Sulli and F(x) had a contract with SM Entertainment, one of the largest record labels in the country. SM reportedly did attempt to take action, but was unable to identify many of the individuals using anonymous accounts to post online.
Online accounts began posting antagonistic messages on the social media accounts of Choiza, a rapper who dated Sulli in 2014, following her death, blaming him for her suicide and asking him to “die.” Some responded criticizing the vitriol, and some celebrities posting tributes to Sulli used the opportunity to condemn the pressure placed on young performers.
“Many hoobaes [young artists with less experience in the industry] are currently fighting a battle within themselves, debating how much sickness can they bear in their hearts and continue to work, all for the sake of the sweetness that money and fame provides,” he concluded.
Goo Ha-ra, who survived her own suicide attempt in May, left a tribute message on Instagram for Sulli, who was a friend. Goo similarly received online vitriol amid a dispute with an ex-boyfriend she accused of attempting to use revenge porn against her. Goo wrote “goodbye” on Instagram before she was found barely clinging to life in her apartment and revived. Her handlers denied a similar scenario in September 2018, claiming she suffered an illness and not a suicide attempt.
In response to antagonism online, Goo apologized upon resurfacing following her suicide attempt.
“I am sorry for causing concerns and a commotion … I had been in agony over a number of overlapping issues. But from now on, I will steel my heart and try to show up healthy,” Goo said in a statement. “I will show a brighter and healthier side of myself.”
Jonghyun, the pop group SHINee member who committed suicide in 2017, left a note explicitly blaming his entertainment career for his death.
“It wasn’t my path to become world-famous. Why did I choose this path? It’s quite funny now that I think about it. It‘s a miracle that I endured through it all this time,” his alleged suicide letter read. “It is easy to say ‘I‘m going to end it.’ It is very difficult to actually go through with it. I’ve been struggling through the difficulty.”
The path to K-pop superstardom is often littered with what the BBC has referred to as “slave contracts,” which keep stars bound to record labels for a decade or more on occasion and require intense training throughout childhood. The training often keeps the children from a normal life at school and separates them from parents and other related adults who can supervise their development. Artists have complained that the contracts also deny them a significant chunk of the profits of their work.
“Behind the bubbly bling and superficial glamour of their glossy photographs, formulaic song-and-dance routines and insipid TV melodramas, the reality is a depressingly dystopian existence,” Yonden Lhatoo, a columnist for the South China Morning Post, lamented of Korean entertainment in 2017. “Many are literally owned – mind, body and soul – by their unscrupulous and abusive agents and studio bosses who project them as role models for youth while treating them as slaves and sex dolls.”

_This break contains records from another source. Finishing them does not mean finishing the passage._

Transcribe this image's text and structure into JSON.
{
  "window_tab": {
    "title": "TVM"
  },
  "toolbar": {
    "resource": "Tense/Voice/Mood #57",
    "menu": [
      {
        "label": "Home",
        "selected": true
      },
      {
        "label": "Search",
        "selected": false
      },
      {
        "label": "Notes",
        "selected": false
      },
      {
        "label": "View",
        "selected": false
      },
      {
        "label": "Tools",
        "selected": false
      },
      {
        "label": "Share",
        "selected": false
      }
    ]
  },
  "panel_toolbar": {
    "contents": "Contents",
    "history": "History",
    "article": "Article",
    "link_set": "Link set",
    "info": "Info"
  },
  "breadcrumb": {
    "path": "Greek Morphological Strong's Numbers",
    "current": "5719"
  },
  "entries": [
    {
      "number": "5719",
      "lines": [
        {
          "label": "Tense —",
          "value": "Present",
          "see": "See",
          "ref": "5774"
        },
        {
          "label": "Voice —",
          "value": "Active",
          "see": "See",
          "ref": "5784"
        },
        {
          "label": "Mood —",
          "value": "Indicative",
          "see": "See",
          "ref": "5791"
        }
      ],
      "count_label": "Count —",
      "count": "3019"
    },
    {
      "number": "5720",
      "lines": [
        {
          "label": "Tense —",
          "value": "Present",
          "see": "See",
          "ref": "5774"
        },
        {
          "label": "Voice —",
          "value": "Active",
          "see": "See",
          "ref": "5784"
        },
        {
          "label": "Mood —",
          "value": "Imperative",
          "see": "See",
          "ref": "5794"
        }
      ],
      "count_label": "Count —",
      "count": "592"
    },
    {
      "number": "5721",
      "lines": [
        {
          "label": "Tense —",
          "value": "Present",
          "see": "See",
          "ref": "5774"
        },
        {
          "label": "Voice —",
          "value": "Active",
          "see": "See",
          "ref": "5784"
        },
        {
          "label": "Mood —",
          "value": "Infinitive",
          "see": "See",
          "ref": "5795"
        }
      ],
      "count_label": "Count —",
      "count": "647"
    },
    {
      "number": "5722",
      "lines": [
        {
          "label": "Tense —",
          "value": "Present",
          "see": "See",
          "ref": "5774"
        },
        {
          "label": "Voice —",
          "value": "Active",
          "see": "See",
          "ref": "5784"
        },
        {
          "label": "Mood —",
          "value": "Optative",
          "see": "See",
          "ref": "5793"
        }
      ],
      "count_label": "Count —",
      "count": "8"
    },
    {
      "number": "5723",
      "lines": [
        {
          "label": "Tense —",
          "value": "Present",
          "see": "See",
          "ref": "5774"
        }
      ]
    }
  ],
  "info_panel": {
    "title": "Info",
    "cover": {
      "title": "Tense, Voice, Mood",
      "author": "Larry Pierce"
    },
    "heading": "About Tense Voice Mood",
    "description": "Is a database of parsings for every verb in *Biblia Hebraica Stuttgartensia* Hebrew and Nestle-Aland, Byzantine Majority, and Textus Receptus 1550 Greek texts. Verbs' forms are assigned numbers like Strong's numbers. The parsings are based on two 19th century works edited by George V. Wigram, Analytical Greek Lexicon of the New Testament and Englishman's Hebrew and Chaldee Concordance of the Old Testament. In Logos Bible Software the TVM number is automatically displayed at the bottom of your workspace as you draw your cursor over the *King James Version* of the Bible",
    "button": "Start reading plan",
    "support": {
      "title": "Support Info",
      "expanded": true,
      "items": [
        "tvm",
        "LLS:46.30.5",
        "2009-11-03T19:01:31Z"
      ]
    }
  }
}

“Would-be K-pop stars, while still underage, are regularly locked into unbelievably unfair contracts and incarcerated in gruelling boot camps for training, a good decade before they get to even record a song, let alone become famous,” he continued. “The ones who are lucky enough to make it end up paying off debts and earning a pittance for years.”